In November 2011, The Wall Street Journal assembled over 100 CEOs of top companies to hear from political leaders on a range of financial topics. There were dozens of featured speakers from both sides of the aisle including Eric Cantor, Timothy Geithner, Jon Huntsman, Jack Lew, Paul Ryan and both co-chairs of the Simpson Bowles commission. During their presentation, the two men were asked why their recommendations were not adopted or advanced by the President.
Bob Reynolds, Putnam Investments: Your presidential commission delivered your report in December. How surprised were you that your commission gave the president tremendous coverage to do something, and it wasn’t even mentioned in the State of the Union?
Erskine Bowles: If you think you were surprised, you should have looked at us. I negotiated the budget for President Clinton. And every investment banker will tell you the key to success is knowing your client and defining success up front. So, I knew what success was on his part, and I could go in there and negotiate the deal. I did not know President Obama, and neither did Alan. So, we spent a tremendous amount of time with him and his economic team up front defining success. And we negotiated a deal that got a majority of Republicans to vote for it, so he had plenty of cover on the other side. It also exceeded every single one of the goals that he had given us. I fully expected them to grab hold of this. If it had been President Clinton, he would have said, “God, I created this, this is wonderful. It was all my idea.” So we were really surprised.

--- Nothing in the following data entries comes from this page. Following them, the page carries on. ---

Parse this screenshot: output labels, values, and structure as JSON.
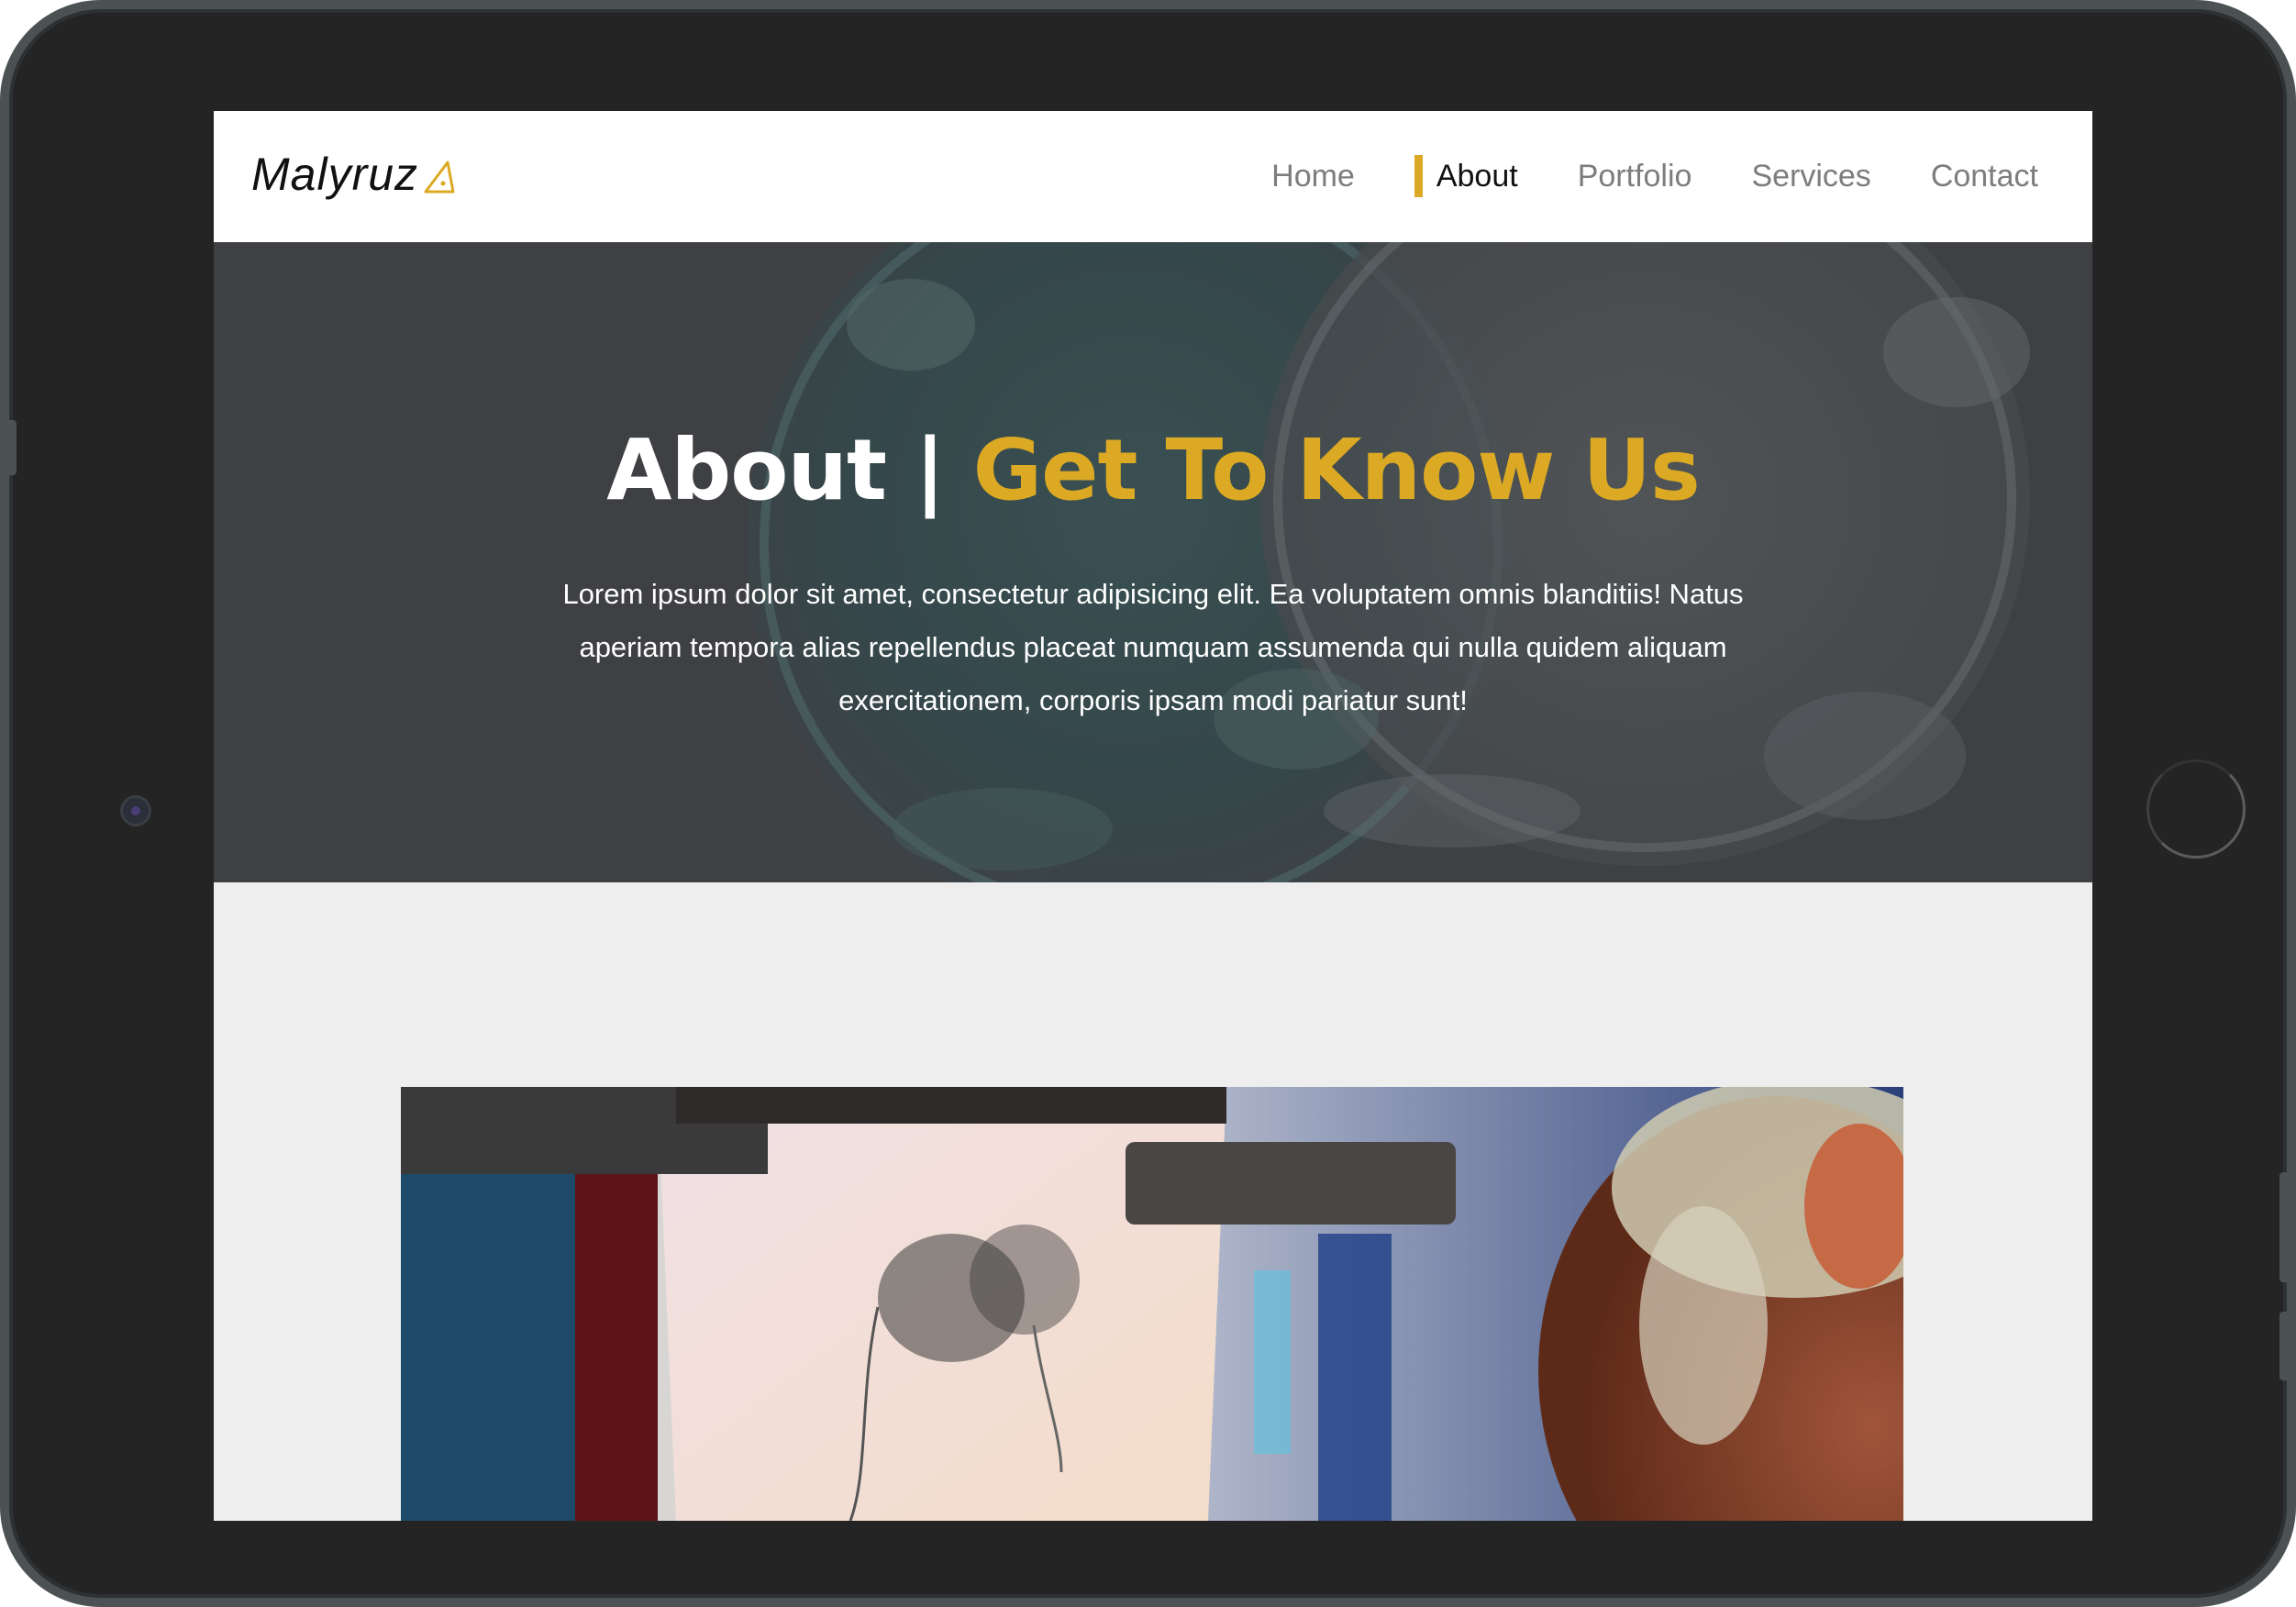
{
  "nav": {
    "logo_text": "Malyruz",
    "logo_icon": "triangle-logo-icon",
    "links": [
      {
        "label": "Home",
        "active": false
      },
      {
        "label": "About",
        "active": true
      },
      {
        "label": "Portfolio",
        "active": false
      },
      {
        "label": "Services",
        "active": false
      },
      {
        "label": "Contact",
        "active": false
      }
    ]
  },
  "hero": {
    "title_main": "About",
    "title_separator": "|",
    "title_accent": "Get To Know Us",
    "text": "Lorem ipsum dolor sit amet, consectetur adipisicing elit. Ea voluptatem omnis blanditiis! Natus aperiam tempora alias repellendus placeat numquam assumenda qui nulla quidem aliquam exercitationem, corporis ipsam modi pariatur sunt!"
  },
  "colors": {
    "accent": "#dba923",
    "nav_background": "#ffffff",
    "section_background": "#eeeeee",
    "frame": "#242424"
  }
}
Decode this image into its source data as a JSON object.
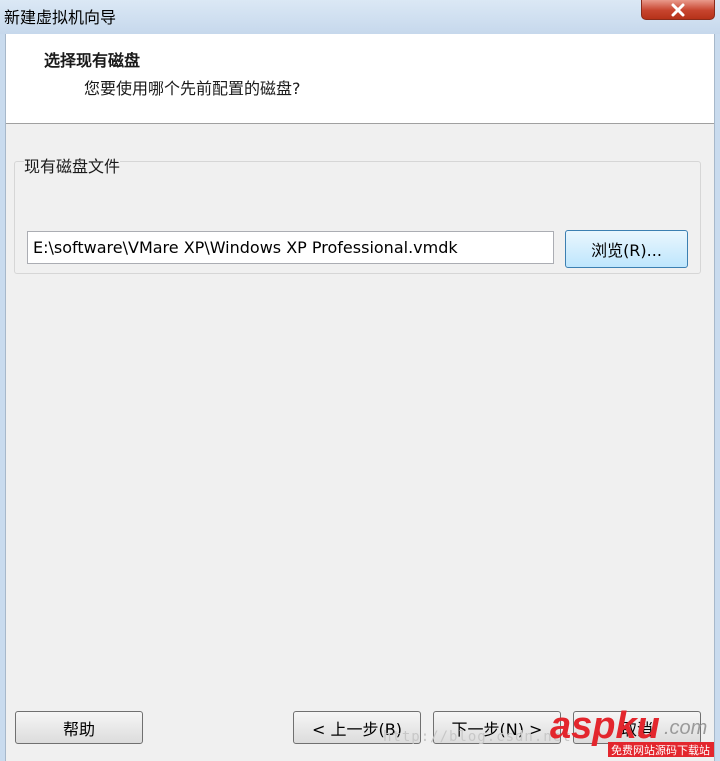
{
  "window": {
    "title": "新建虚拟机向导"
  },
  "header": {
    "title": "选择现有磁盘",
    "subtitle": "您要使用哪个先前配置的磁盘?"
  },
  "group": {
    "label": "现有磁盘文件"
  },
  "disk": {
    "path": "E:\\software\\VMare XP\\Windows XP Professional.vmdk"
  },
  "buttons": {
    "browse": "浏览(R)...",
    "help": "帮助",
    "back": "< 上一步(B)",
    "next": "下一步(N) >",
    "cancel": "取消"
  },
  "watermark": {
    "text": "http://blog.csdn.net"
  },
  "logo": {
    "brand": "aspku",
    "suffix": ".com",
    "tagline": "免费网站源码下载站"
  },
  "colors": {
    "logo_red": "#e3262d",
    "close": "#c7442e"
  }
}
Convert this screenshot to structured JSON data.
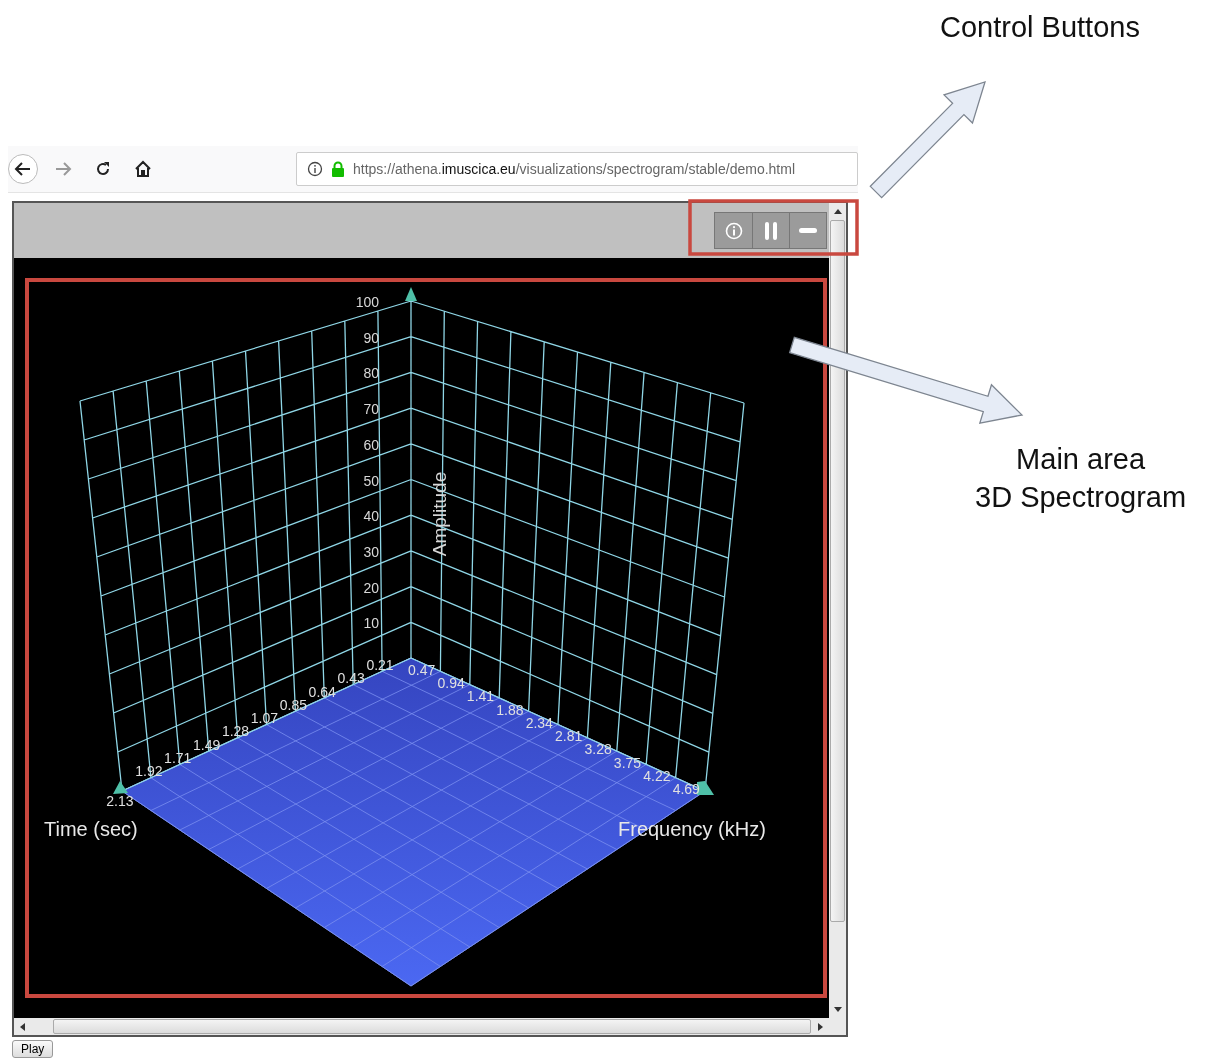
{
  "browser": {
    "url_prefix": "https://athena.",
    "url_domain": "imuscica.eu",
    "url_path": "/visualizations/spectrogram/stable/demo.html"
  },
  "toolbar": {
    "buttons": [
      {
        "kind": "info"
      },
      {
        "kind": "pause"
      },
      {
        "kind": "minimize"
      }
    ]
  },
  "spectrogram": {
    "amplitude_title": "Amplitude",
    "amplitude_ticks": [
      "100",
      "90",
      "80",
      "70",
      "60",
      "50",
      "40",
      "30",
      "20",
      "10"
    ],
    "time_ticks": [
      "0.21",
      "0.43",
      "0.64",
      "0.85",
      "1.07",
      "1.28",
      "1.49",
      "1.71",
      "1.92",
      "2.13"
    ],
    "time_title": "Time (sec)",
    "frequency_ticks": [
      "0.47",
      "0.94",
      "1.41",
      "1.88",
      "2.34",
      "2.81",
      "3.28",
      "3.75",
      "4.22",
      "4.69"
    ],
    "frequency_title": "Frequency (kHz)"
  },
  "play_button": "Play",
  "annotations": [
    {
      "lines": [
        "Control Buttons"
      ]
    },
    {
      "lines": [
        "Main area",
        "3D Spectrogram"
      ]
    }
  ]
}
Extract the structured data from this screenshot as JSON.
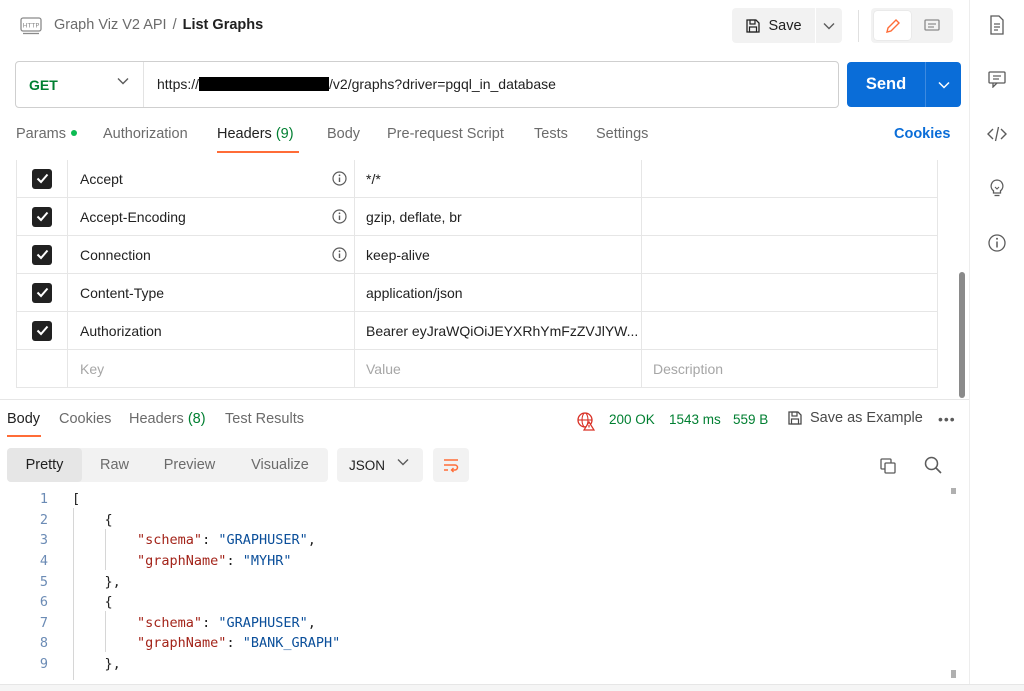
{
  "breadcrumb": {
    "collection": "Graph Viz V2 API",
    "separator": "/",
    "request": "List Graphs"
  },
  "toolbar": {
    "save_label": "Save"
  },
  "request": {
    "method": "GET",
    "url_prefix": "https://",
    "url_suffix": "/v2/graphs?driver=pgql_in_database",
    "send_label": "Send"
  },
  "request_tabs": {
    "params": "Params",
    "authorization": "Authorization",
    "headers": "Headers",
    "headers_count": "(9)",
    "body": "Body",
    "prerequest": "Pre-request Script",
    "tests": "Tests",
    "settings": "Settings",
    "cookies": "Cookies"
  },
  "headers": [
    {
      "key": "Accept",
      "value": "*/*",
      "info": true
    },
    {
      "key": "Accept-Encoding",
      "value": "gzip, deflate, br",
      "info": true
    },
    {
      "key": "Connection",
      "value": "keep-alive",
      "info": true
    },
    {
      "key": "Content-Type",
      "value": "application/json",
      "info": false
    },
    {
      "key": "Authorization",
      "value": "Bearer eyJraWQiOiJEYXRhYmFzZVJlYW...",
      "info": false
    }
  ],
  "headers_placeholder": {
    "key": "Key",
    "value": "Value",
    "description": "Description"
  },
  "response_tabs": {
    "body": "Body",
    "cookies": "Cookies",
    "headers": "Headers",
    "headers_count": "(8)",
    "test_results": "Test Results"
  },
  "response_status": {
    "status": "200 OK",
    "time": "1543 ms",
    "size": "559 B",
    "save_example": "Save as Example"
  },
  "response_view": {
    "pretty": "Pretty",
    "raw": "Raw",
    "preview": "Preview",
    "visualize": "Visualize",
    "format": "JSON"
  },
  "code": {
    "line_numbers": [
      "1",
      "2",
      "3",
      "4",
      "5",
      "6",
      "7",
      "8",
      "9"
    ],
    "open_bracket": "[",
    "open_brace": "{",
    "close_brace": "},",
    "schema_key": "\"schema\"",
    "graphname_key": "\"graphName\"",
    "colon": ": ",
    "comma": ",",
    "entries": [
      {
        "schema": "\"GRAPHUSER\"",
        "graphName": "\"MYHR\""
      },
      {
        "schema": "\"GRAPHUSER\"",
        "graphName": "\"BANK_GRAPH\""
      }
    ]
  },
  "colors": {
    "accent": "#ff6c37",
    "send": "#0a6dd8",
    "method_get": "#007f31",
    "status_ok": "#007f31"
  }
}
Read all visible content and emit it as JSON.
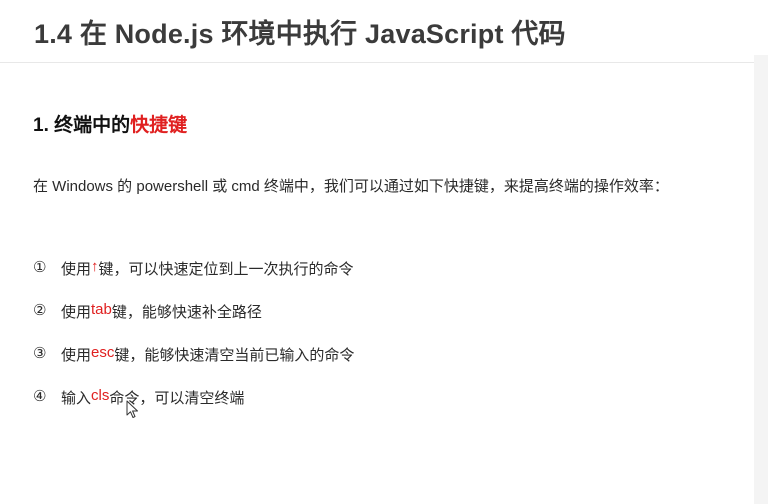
{
  "slide": {
    "title": "1.4 在 Node.js 环境中执行 JavaScript 代码",
    "section": {
      "number": "1.",
      "text_plain": "终端中的",
      "text_highlight": "快捷键"
    },
    "intro": "在 Windows 的 powershell 或 cmd 终端中，我们可以通过如下快捷键，来提高终端的操作效率：",
    "items": [
      {
        "marker": "①",
        "before": "使用 ",
        "key": "↑",
        "after": " 键，可以快速定位到上一次执行的命令"
      },
      {
        "marker": "②",
        "before": "使用 ",
        "key": "tab",
        "after": " 键，能够快速补全路径"
      },
      {
        "marker": "③",
        "before": "使用 ",
        "key": "esc",
        "after": " 键，能够快速清空当前已输入的命令"
      },
      {
        "marker": "④",
        "before": "输入 ",
        "key": "cls",
        "after": " 命令，可以清空终端"
      }
    ]
  },
  "colors": {
    "accent_red": "#e02020",
    "title_gray": "#3b3b3b",
    "body_text": "#2a2a2a"
  },
  "icons": {
    "cursor": "mouse-pointer-icon"
  }
}
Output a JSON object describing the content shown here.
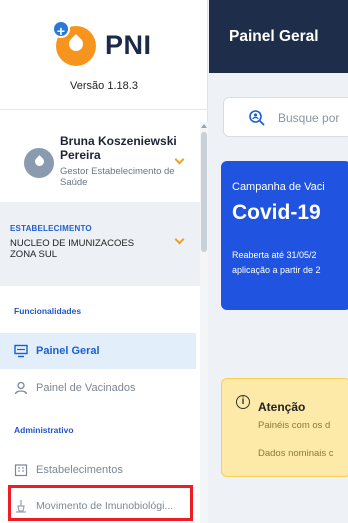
{
  "app": {
    "logo_text": "PNI",
    "version": "Versão 1.18.3"
  },
  "user": {
    "name": "Bruna Koszeniewski Pereira",
    "role": "Gestor Estabelecimento de Saúde"
  },
  "establishment": {
    "label": "ESTABELECIMENTO",
    "name": "NUCLEO DE IMUNIZACOES ZONA SUL"
  },
  "nav": {
    "section_functionalities": "Funcionalidades",
    "painel_geral": "Painel Geral",
    "painel_vacinados": "Painel de Vacinados",
    "section_admin": "Administrativo",
    "estabelecimentos": "Estabelecimentos",
    "movimento": "Movimento de Imunobiológi..."
  },
  "header": {
    "title": "Painel Geral"
  },
  "search": {
    "placeholder": "Busque por"
  },
  "campaign": {
    "subtitle": "Campanha de Vaci",
    "title": "Covid-19",
    "line1": "Reaberta até 31/05/2",
    "line2": "aplicação a partir de 2"
  },
  "alert": {
    "title": "Atenção",
    "line1": "Painéis com os d",
    "line2": "Dados nominais c"
  },
  "colors": {
    "header_bg": "#1e2e4a",
    "brand_orange": "#f7941d",
    "brand_blue": "#1f53e0",
    "alert_bg": "#fde9a8",
    "highlight": "#ee1c24"
  }
}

My belief is that most of the members of the economic team strongly supported it. Like every White House, there’s a small cabal of people that surround the president that he trusts and works with, and I believe it was those Chicago guys, the political team that convinced him that it would be smarter for him to wait and let Paul Ryan go first, and then he would look like the sensible guy in the game.
The first part of Bowles answer is nearly identical to one he gave during another 2011 speech which Breitbart News published three days ago. However, in the CEO Council appearance Bowles went farther and specifically placed blame on the cabal of Chicago politicians surrounding the President. Though not identified by name, this group would likely include Rahm Emmanuel, David Axelrod and Valerie Jarrett.
Rather than lead on budget reform, Bowles says the President allowed Paul Ryan to do so knowing he could then criticize the Ryan plan and gain political advantage as the "sensible guy." The commission's recommendations did not receive the necessary 14 votes to be considered a formal recommendation, however the plan was out in December of 2010. The President could have embraced it then. Instead, he waited. Paul Ryan's original Path to Prosperity budget was passed by the House on April 15, 2011.
Obama's cynical move was noted recently by left-leaning commentator Ezra Klein. Klein points out that the Obama Team anticipated running against Ryan's budget all along. When it didn't receive the attention necessary to villain-ize it properly, Obama gave a speech just two days before Ryan's plan was passed to help raise its profile:
On April 13, 2011, with Ryan sitting in the audience, Obama delivered
a searing speech, perhaps the toughest of his presidency to that point,
on the subject of Ryan’s budget. He said it would mean an America that
“would be fundamentally different than what we’ve known throughout our
history.” He called it “a vision of our future that is deeply
The gambit largely worked. The news media devoted
more coverage to Ryan’s budget and, perhaps more important, Republicans
furiously rallied around Ryan. By pitting his presidency against Ryan
and his budget, Obama helped make Ryan the de facto leader of the
What Bowles and Klein, both Democrats, are saying is that the President's abdication of leadership on budget reform has been part of a considered political re-election strategy beginning in 2010. The President chose not to lead on much needed reform knowing Paul Ryan would do so and thereby make himself a convenient political punching bag during a divisive campaign. Simply put, the President cares more about getting himself reelected than he does about addressing the dire financial situation the nation is facing. It's hard to imagine a harsher criticism of presidential failure or a better reason to replace Obama with real leadership this November.